--- START ---
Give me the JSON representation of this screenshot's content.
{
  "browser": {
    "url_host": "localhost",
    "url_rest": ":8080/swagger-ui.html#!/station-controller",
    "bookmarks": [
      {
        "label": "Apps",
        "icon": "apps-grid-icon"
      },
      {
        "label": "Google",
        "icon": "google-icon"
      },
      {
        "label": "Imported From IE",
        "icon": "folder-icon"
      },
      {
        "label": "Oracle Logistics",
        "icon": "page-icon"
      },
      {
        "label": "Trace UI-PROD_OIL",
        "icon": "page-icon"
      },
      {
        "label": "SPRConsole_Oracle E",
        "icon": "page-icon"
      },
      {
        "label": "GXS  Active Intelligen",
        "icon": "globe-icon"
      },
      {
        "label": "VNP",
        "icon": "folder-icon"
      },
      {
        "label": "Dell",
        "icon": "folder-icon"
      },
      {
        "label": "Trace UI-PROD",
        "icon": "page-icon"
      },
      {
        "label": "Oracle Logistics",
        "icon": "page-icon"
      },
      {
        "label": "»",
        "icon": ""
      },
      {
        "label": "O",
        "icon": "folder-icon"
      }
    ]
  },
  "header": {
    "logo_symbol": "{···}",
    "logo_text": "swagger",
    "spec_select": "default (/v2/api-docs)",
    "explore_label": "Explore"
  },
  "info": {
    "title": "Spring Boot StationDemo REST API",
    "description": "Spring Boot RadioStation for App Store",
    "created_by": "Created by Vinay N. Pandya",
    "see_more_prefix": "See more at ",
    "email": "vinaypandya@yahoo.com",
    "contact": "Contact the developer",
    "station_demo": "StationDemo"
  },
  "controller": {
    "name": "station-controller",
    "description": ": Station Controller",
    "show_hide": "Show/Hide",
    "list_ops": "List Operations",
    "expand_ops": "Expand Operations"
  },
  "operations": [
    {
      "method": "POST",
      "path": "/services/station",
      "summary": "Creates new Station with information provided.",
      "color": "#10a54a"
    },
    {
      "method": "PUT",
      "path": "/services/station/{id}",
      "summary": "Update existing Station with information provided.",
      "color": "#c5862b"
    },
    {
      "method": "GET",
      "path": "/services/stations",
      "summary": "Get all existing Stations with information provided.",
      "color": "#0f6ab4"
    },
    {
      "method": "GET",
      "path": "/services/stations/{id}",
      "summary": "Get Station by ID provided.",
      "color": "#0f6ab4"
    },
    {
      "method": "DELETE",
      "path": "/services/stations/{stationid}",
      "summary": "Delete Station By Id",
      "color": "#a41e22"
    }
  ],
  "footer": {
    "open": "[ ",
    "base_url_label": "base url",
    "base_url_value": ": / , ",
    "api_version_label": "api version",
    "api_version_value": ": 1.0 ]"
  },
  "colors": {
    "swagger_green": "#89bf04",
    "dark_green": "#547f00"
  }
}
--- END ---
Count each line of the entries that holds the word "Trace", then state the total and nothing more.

Your response —
2